- Your resume or CV is often read (or scanned) first. The HR manager is often very busy and doesn’t take much time to search for in-depth information. On average, you have 30 to 60 seconds to make a good first impression.
- Your cover letter elaborates why you want this particular job and why you’d be the ideal candidate. As most applications are sent by e-mail nowadays, the “letter” is actually the body of your email. The resume is sent as an attachment.
- In the USA, it’s not usual to enclose copies of your diplomas, certificates, etc. However, you should prepare an actual folder or a virtual file of all such documents that may become relevant later on. In this case, you have them ready if you’re asked to provide more information.
- You should be able to give references upon request. Ask your current or former colleagues, business contacts, clients, people you volunteered with, a previous manager or former professor if they are willing to vouch for you. Make a list of their names, current job title and employer, and contact information. If they have already written a letter of reference, keep this at hand, too. Here’s a great online guide to obtaining references. Don’t forget to thank them for their service!
Generally speaking, a resume should be one or two A4 pages long. The most common resume format is the chronological type.
In the header, you state your name, address, and contact details (phone, mobile, fax, email). Then you start out by describing your occupation and qualifications in about three brief sentences.
Example: “I am a qualified dietician and nutritionist with a master’s degree in Nutritional Science. I have over eight years of professional experience, working in a children’s hospital and a diabetes clinic. I have also acted as an independent coach for clients with food allergies and dietary restrictions.”
After the opening statement, you list your employment history in reverse chronological order. Always begin with your current position, then proceed to other jobs you’ve had.
In US resumes, you should do more, though, than state the company, former position, and period of employment. Don’t forget to add a few bullet points to summarize your tasks and responsibilities and to underline your professional achievements.
For instance, you could mention projects you have completed, problems you have solved, or awards you have received. See if you can include any quantifiable results (e.g. “With a new sales strategy, I helped to increase our performance by 30 %”).
Below your work history, you may list your academic degree, professional qualifications, or vocational training. However, the company probably won’t care which high school you attended, or which type of language class you took 15 years ago. Keep the information relevant for the job at hand.
The same goes for any other details you want to mention at the bottom of your resume, such as technical skills, computer literacy, languages, memberships in professional associations, or volunteer commitments. If it adds to a well-rounded profile – wonderful! If it clutters your CV, think twice about including it.

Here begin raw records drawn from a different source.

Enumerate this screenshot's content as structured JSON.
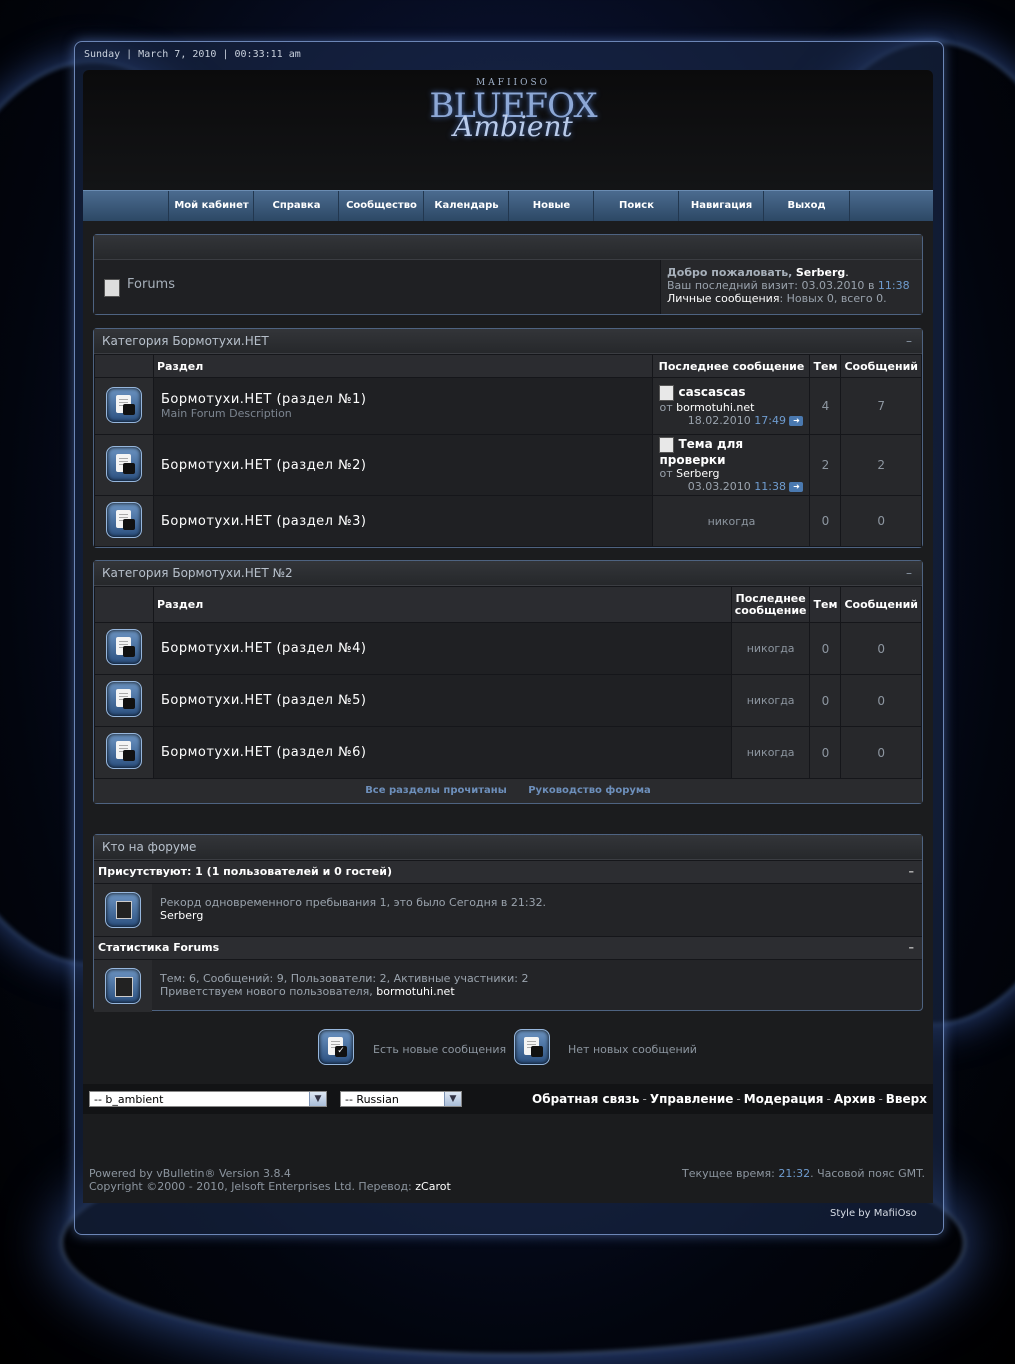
{
  "datebar": "Sunday | March 7, 2010 | 00:33:11 am",
  "logo": {
    "small": "MAFIIOSO",
    "big": "BLUEFOX",
    "script": "Ambient"
  },
  "nav": [
    "Мой кабинет",
    "Справка",
    "Сообщество",
    "Календарь",
    "Новые",
    "Поиск",
    "Навигация",
    "Выход"
  ],
  "welcome": {
    "forums_label": "Forums",
    "greeting": "Добро пожаловать,",
    "user": "Serberg",
    "last_visit_label": "Ваш последний визит:",
    "last_visit_date": "03.03.2010",
    "last_visit_in": "в",
    "last_visit_time": "11:38",
    "pm_label": "Личные сообщения",
    "pm_value": ": Новых 0, всего 0."
  },
  "cat1": {
    "title": "Категория Бормотухи.НЕТ",
    "collapse": "–",
    "headers": {
      "forum": "Раздел",
      "last": "Последнее сообщение",
      "threads": "Тем",
      "posts": "Сообщений"
    },
    "rows": [
      {
        "title": "Бормотухи.НЕТ (раздел №1)",
        "desc": "Main Forum Description",
        "last_title": "cascascas",
        "by": "от",
        "last_user": "bormotuhi.net",
        "last_date": "18.02.2010",
        "last_time": "17:49",
        "threads": "4",
        "posts": "7"
      },
      {
        "title": "Бормотухи.НЕТ (раздел №2)",
        "desc": "",
        "last_title": "Тема для проверки",
        "by": "от",
        "last_user": "Serberg",
        "last_date": "03.03.2010",
        "last_time": "11:38",
        "threads": "2",
        "posts": "2"
      },
      {
        "title": "Бормотухи.НЕТ (раздел №3)",
        "desc": "",
        "never": "никогда",
        "threads": "0",
        "posts": "0"
      }
    ]
  },
  "cat2": {
    "title": "Категория Бормотухи.НЕТ №2",
    "collapse": "–",
    "headers": {
      "forum": "Раздел",
      "last": "Последнее сообщение",
      "threads": "Тем",
      "posts": "Сообщений"
    },
    "rows": [
      {
        "title": "Бормотухи.НЕТ (раздел №4)",
        "never": "никогда",
        "threads": "0",
        "posts": "0"
      },
      {
        "title": "Бормотухи.НЕТ (раздел №5)",
        "never": "никогда",
        "threads": "0",
        "posts": "0"
      },
      {
        "title": "Бормотухи.НЕТ (раздел №6)",
        "never": "никогда",
        "threads": "0",
        "posts": "0"
      }
    ],
    "links": [
      "Все разделы прочитаны",
      "Руководство форума"
    ]
  },
  "who": {
    "title": "Кто на форуме",
    "online_header": "Присутствуют: 1 (1 пользователей и 0 гостей)",
    "record": "Рекорд одновременного пребывания 1, это было Сегодня в 21:32.",
    "online_user": "Serberg",
    "stats_header": "Статистика Forums",
    "stats": "Тем: 6, Сообщений: 9, Пользователи: 2, Активные участники: 2",
    "welcome_new": "Приветствуем нового пользователя,",
    "new_user": "bormotuhi.net",
    "collapse": "–"
  },
  "legend": {
    "new": "Есть новые сообщения",
    "nonew": "Нет новых сообщений"
  },
  "footer": {
    "style_select": "-- b_ambient",
    "lang_select": "-- Russian",
    "links": [
      "Обратная связь",
      "Управление",
      "Модерация",
      "Архив",
      "Вверх"
    ],
    "sep": "-",
    "powered": "Powered by vBulletin® Version 3.8.4",
    "copyright": "Copyright ©2000 - 2010, Jelsoft Enterprises Ltd. Перевод:",
    "translator": "zCarot",
    "time_label": "Текущее время:",
    "time_value": "21:32",
    "tz": ". Часовой пояс GMT.",
    "styleby": "Style by MafiiOso"
  }
}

Moreover, you shouldn’t “recycle” your resume by using the same template for all jobs. Tweak it and don’t hesitate to make several changes in order to match it to a particular job description.
In terms of formatting, a clean and simply layout works best. Don’t forget to check your CV for spelling, grammar, and punctuation before you send it. If your written English skills are a bit rusty, ask a native speaker to proofread it for you.

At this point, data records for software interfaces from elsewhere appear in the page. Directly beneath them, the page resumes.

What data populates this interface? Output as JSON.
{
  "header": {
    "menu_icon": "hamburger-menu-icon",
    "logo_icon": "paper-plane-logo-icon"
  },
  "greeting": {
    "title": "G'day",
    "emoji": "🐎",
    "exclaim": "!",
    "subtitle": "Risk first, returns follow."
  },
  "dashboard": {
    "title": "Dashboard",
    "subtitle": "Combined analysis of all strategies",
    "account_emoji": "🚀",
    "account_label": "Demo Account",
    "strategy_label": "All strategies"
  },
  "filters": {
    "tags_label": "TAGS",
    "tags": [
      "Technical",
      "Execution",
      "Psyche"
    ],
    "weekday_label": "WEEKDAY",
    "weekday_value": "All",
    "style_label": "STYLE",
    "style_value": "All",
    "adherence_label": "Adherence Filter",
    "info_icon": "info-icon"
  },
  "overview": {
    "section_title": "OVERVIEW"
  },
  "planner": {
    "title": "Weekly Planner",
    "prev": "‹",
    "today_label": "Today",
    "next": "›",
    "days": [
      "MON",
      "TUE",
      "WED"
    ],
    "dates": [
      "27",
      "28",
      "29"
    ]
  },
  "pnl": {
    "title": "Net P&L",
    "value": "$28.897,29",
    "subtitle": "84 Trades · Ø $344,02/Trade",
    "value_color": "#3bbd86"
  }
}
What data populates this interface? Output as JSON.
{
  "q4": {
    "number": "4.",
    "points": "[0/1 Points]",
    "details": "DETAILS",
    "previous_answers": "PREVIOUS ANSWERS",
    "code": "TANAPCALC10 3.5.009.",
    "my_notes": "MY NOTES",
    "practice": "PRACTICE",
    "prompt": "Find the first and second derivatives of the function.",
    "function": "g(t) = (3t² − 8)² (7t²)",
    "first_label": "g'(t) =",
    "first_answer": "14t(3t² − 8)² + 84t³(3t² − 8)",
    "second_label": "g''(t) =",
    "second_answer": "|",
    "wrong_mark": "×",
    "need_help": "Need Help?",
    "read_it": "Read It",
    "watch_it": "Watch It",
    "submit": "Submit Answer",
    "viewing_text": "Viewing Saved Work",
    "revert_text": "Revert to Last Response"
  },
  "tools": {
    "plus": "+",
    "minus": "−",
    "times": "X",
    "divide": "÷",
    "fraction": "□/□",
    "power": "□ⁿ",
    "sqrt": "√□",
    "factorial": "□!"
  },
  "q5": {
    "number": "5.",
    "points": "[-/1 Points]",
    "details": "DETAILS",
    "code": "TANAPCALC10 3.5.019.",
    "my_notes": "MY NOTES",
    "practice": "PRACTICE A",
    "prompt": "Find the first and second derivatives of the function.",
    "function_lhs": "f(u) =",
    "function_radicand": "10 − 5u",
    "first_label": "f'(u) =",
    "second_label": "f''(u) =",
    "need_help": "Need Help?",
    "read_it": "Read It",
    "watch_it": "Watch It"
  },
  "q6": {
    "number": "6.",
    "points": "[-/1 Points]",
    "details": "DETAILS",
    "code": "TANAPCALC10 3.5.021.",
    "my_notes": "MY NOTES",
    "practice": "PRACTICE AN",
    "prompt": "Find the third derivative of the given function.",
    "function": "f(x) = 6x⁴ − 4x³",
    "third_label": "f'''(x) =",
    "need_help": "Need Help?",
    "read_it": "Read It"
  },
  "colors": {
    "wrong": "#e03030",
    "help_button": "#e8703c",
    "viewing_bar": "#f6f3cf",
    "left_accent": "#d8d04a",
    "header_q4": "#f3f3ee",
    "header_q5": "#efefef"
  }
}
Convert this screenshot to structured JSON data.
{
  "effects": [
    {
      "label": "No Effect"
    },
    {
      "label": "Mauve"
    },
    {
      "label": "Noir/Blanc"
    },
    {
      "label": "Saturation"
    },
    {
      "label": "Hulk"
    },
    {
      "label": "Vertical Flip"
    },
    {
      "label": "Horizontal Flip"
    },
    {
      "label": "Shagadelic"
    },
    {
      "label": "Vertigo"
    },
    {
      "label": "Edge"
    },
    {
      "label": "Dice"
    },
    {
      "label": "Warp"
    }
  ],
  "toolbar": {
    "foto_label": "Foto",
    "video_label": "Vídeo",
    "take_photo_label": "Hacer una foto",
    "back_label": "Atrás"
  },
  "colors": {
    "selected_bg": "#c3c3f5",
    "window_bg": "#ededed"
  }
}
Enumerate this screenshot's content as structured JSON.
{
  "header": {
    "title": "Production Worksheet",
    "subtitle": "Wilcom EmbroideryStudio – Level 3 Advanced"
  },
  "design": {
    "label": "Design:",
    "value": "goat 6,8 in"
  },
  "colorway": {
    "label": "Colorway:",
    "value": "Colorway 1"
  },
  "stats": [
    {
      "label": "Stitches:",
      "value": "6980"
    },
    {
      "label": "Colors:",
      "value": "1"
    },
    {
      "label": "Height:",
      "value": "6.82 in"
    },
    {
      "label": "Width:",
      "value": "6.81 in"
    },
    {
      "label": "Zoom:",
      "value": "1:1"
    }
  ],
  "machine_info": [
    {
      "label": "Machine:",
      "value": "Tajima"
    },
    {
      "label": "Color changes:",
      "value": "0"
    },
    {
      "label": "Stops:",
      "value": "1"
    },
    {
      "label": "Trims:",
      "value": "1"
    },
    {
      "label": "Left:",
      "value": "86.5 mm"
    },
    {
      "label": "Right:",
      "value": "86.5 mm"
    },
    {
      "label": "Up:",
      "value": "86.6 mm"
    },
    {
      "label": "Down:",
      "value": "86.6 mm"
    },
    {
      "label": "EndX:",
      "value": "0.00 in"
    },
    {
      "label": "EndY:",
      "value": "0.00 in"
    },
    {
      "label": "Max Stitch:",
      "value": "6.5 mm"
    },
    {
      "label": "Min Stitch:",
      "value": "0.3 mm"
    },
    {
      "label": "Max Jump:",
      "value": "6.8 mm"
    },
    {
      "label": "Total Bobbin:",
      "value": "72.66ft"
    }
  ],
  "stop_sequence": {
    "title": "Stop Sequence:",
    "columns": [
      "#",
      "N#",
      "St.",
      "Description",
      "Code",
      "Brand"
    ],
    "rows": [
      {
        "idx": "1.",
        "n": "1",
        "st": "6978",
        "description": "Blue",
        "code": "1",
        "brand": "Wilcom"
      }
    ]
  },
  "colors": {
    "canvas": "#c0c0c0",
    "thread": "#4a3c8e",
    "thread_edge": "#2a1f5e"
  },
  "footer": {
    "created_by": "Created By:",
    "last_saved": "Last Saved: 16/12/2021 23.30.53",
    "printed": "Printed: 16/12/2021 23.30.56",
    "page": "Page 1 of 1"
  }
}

Last but not least, US CVs do not contain a picture of the applicant. Neither do they mention age, date of birth, gender, or nationality. Employers often take great care to avoid all potential biases that could hint at discrimination. You can easily find templates for a chronological resume online on various career advice sites.
In some cases, however, the above advice for a standard type of resume may not be the best choice. What should you do if you have any “red flags” in your personal history, like lengthy unemployment? What about people who want to change careers and thus include more information on new job objectives and key skills? Are you on the search for jobs in an extremely competitive field?
Think about hiring the services of a US career coach to advise you on your resume, as well as the hiring process in general. We will cover the latter on the next two pages, starting with the rest of your application.